→ Information shown:
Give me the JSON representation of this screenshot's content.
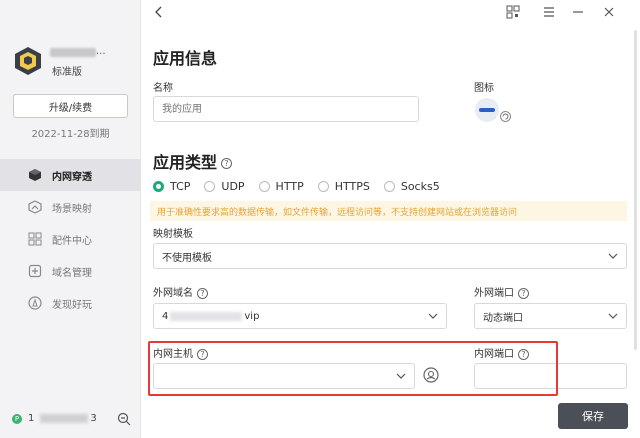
{
  "sidebar": {
    "plan": "标准版",
    "upgrade_label": "升级/续费",
    "expire_text": "2022-11-28到期",
    "items": [
      {
        "label": "内网穿透",
        "icon": "cube-icon",
        "active": true
      },
      {
        "label": "场景映射",
        "icon": "scene-icon",
        "active": false
      },
      {
        "label": "配件中心",
        "icon": "grid-icon",
        "active": false
      },
      {
        "label": "域名管理",
        "icon": "domain-icon",
        "active": false
      },
      {
        "label": "发现好玩",
        "icon": "compass-icon",
        "active": false
      }
    ],
    "footer_id_prefix": "1",
    "footer_id_suffix": "3"
  },
  "main": {
    "app_info_title": "应用信息",
    "name_label": "名称",
    "name_placeholder": "我的应用",
    "icon_label": "图标",
    "app_type_title": "应用类型",
    "types": [
      "TCP",
      "UDP",
      "HTTP",
      "HTTPS",
      "Socks5"
    ],
    "selected_type": "TCP",
    "notice": "用于准确性要求高的数据传输，如文件传输，远程访问等，不支持创建网站或在浏览器访问",
    "template_label": "映射模板",
    "template_value": "不使用模板",
    "ext_domain_label": "外网域名",
    "ext_domain_prefix": "4",
    "ext_domain_suffix": "vip",
    "ext_port_label": "外网端口",
    "ext_port_value": "动态端口",
    "int_host_label": "内网主机",
    "int_host_value": "",
    "int_port_label": "内网端口",
    "int_port_value": "",
    "save_label": "保存"
  },
  "colors": {
    "accent": "#1ea97c",
    "notice_bg": "#fdf6e3",
    "notice_text": "#e2a437",
    "highlight": "#e53935",
    "save_bg": "#4a4f58"
  }
}
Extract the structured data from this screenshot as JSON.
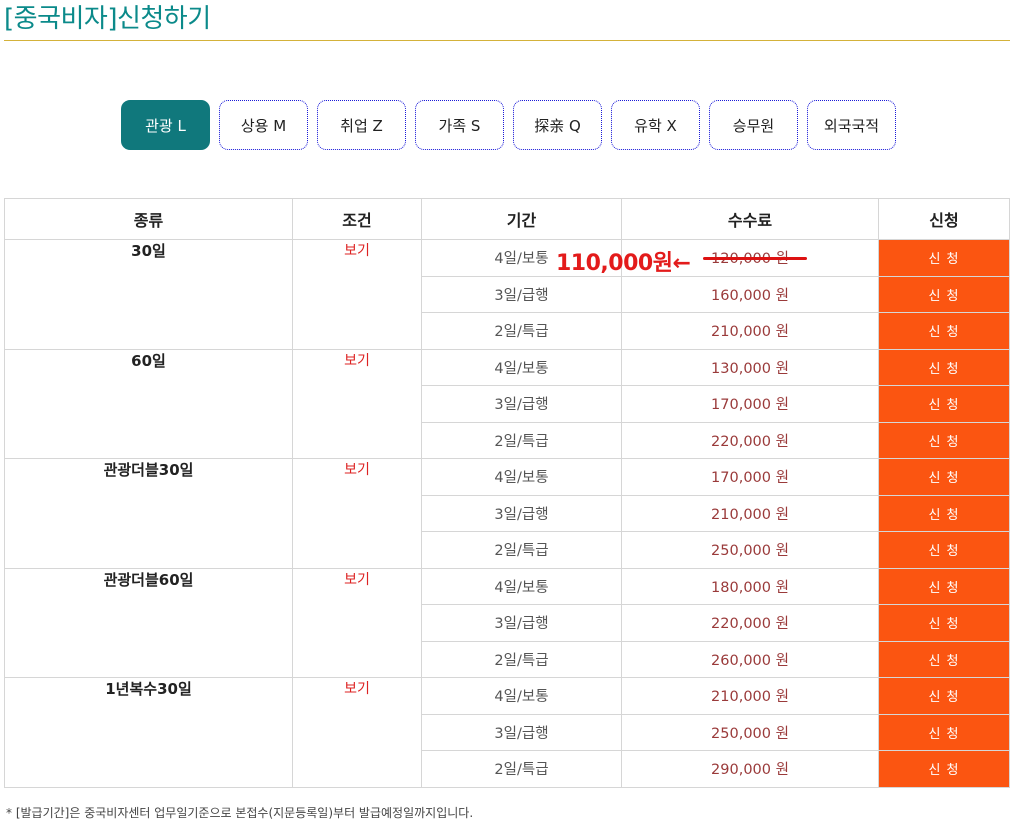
{
  "page": {
    "title": "[중국비자]신청하기"
  },
  "tabs": [
    {
      "label": "관광 L",
      "active": true
    },
    {
      "label": "상용 M",
      "active": false
    },
    {
      "label": "취업 Z",
      "active": false
    },
    {
      "label": "가족 S",
      "active": false
    },
    {
      "label": "探亲 Q",
      "active": false
    },
    {
      "label": "유학 X",
      "active": false
    },
    {
      "label": "승무원",
      "active": false
    },
    {
      "label": "외국국적",
      "active": false
    }
  ],
  "table": {
    "headers": {
      "kind": "종류",
      "condition": "조건",
      "period": "기간",
      "fee": "수수료",
      "apply": "신청"
    },
    "groups": [
      {
        "kind": "30일",
        "condition": "보기",
        "rows": [
          {
            "period": "4일/보통",
            "fee": "120,000 원",
            "apply": "신 청"
          },
          {
            "period": "3일/급행",
            "fee": "160,000 원",
            "apply": "신 청"
          },
          {
            "period": "2일/특급",
            "fee": "210,000 원",
            "apply": "신 청"
          }
        ]
      },
      {
        "kind": "60일",
        "condition": "보기",
        "rows": [
          {
            "period": "4일/보통",
            "fee": "130,000 원",
            "apply": "신 청"
          },
          {
            "period": "3일/급행",
            "fee": "170,000 원",
            "apply": "신 청"
          },
          {
            "period": "2일/특급",
            "fee": "220,000 원",
            "apply": "신 청"
          }
        ]
      },
      {
        "kind": "관광더블30일",
        "condition": "보기",
        "rows": [
          {
            "period": "4일/보통",
            "fee": "170,000 원",
            "apply": "신 청"
          },
          {
            "period": "3일/급행",
            "fee": "210,000 원",
            "apply": "신 청"
          },
          {
            "period": "2일/특급",
            "fee": "250,000 원",
            "apply": "신 청"
          }
        ]
      },
      {
        "kind": "관광더블60일",
        "condition": "보기",
        "rows": [
          {
            "period": "4일/보통",
            "fee": "180,000 원",
            "apply": "신 청"
          },
          {
            "period": "3일/급행",
            "fee": "220,000 원",
            "apply": "신 청"
          },
          {
            "period": "2일/특급",
            "fee": "260,000 원",
            "apply": "신 청"
          }
        ]
      },
      {
        "kind": "1년복수30일",
        "condition": "보기",
        "rows": [
          {
            "period": "4일/보통",
            "fee": "210,000 원",
            "apply": "신 청"
          },
          {
            "period": "3일/급행",
            "fee": "250,000 원",
            "apply": "신 청"
          },
          {
            "period": "2일/특급",
            "fee": "290,000 원",
            "apply": "신 청"
          }
        ]
      }
    ]
  },
  "promo": {
    "sale_price": "110,000원←"
  },
  "footnote": "* [발급기간]은 중국비자센터 업무일기준으로 본접수(지문등록일)부터 발급예정일까지입니다.",
  "colors": {
    "accent": "#10787c",
    "apply_button": "#fb5511",
    "sale": "#e31b1b",
    "title": "#0b8a8a"
  }
}
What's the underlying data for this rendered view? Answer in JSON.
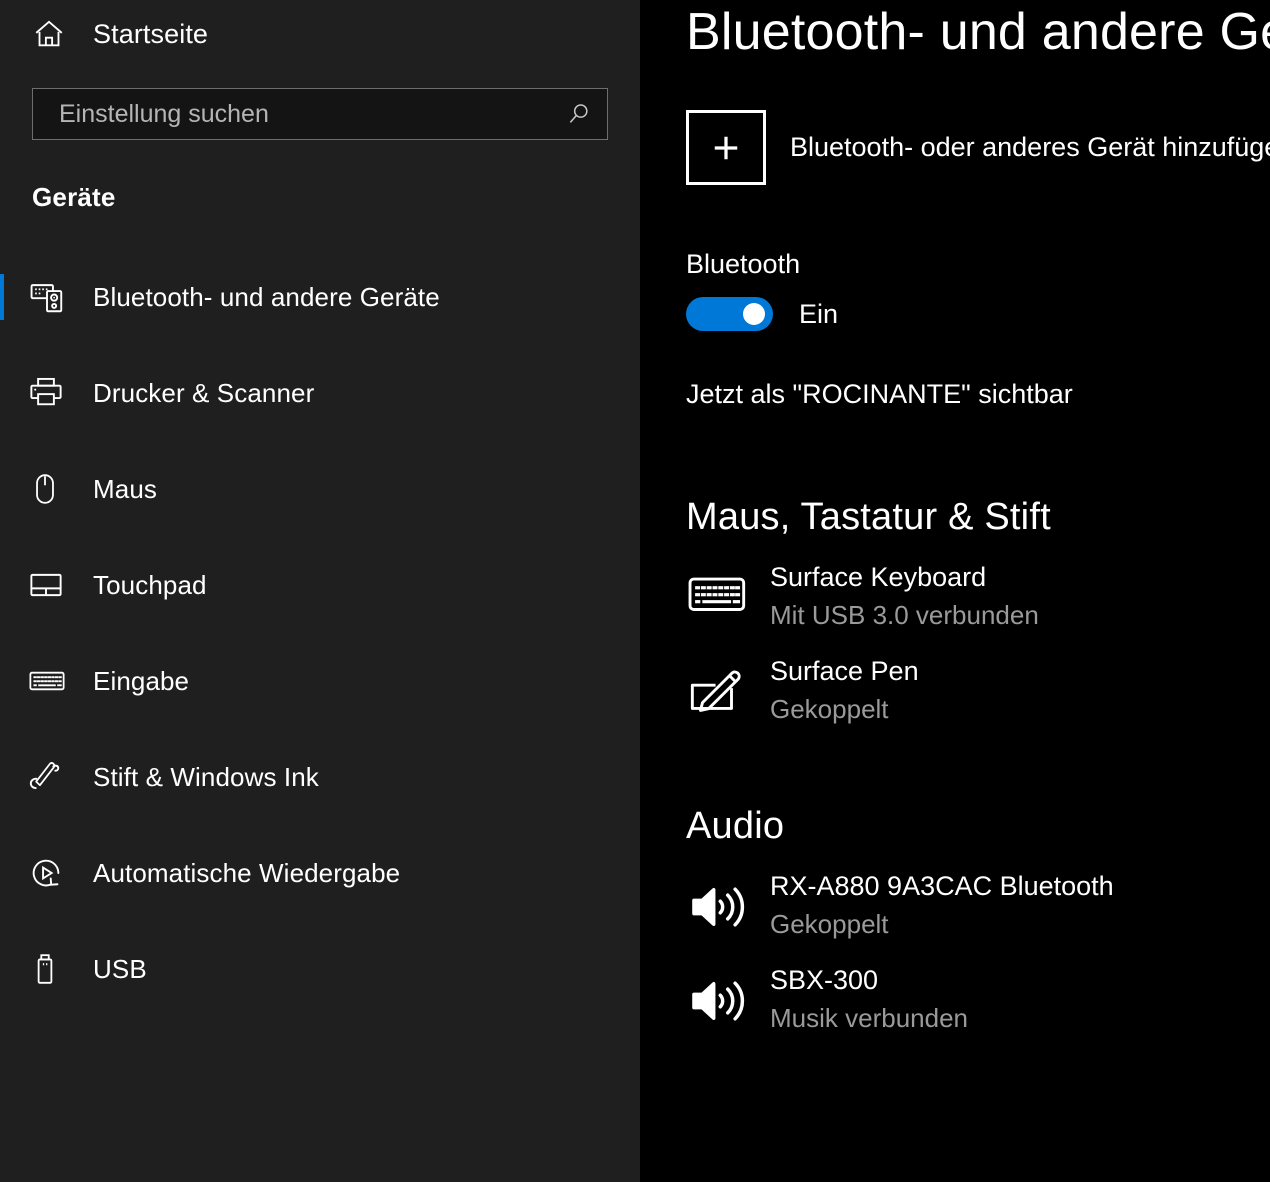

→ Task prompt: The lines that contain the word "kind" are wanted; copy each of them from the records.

→ Exercise result:
      "kind": "종류",
        "kind": "30일",
        "kind": "60일",
        "kind": "관광더블30일",
        "kind": "관광더블60일",
        "kind": "1년복수30일",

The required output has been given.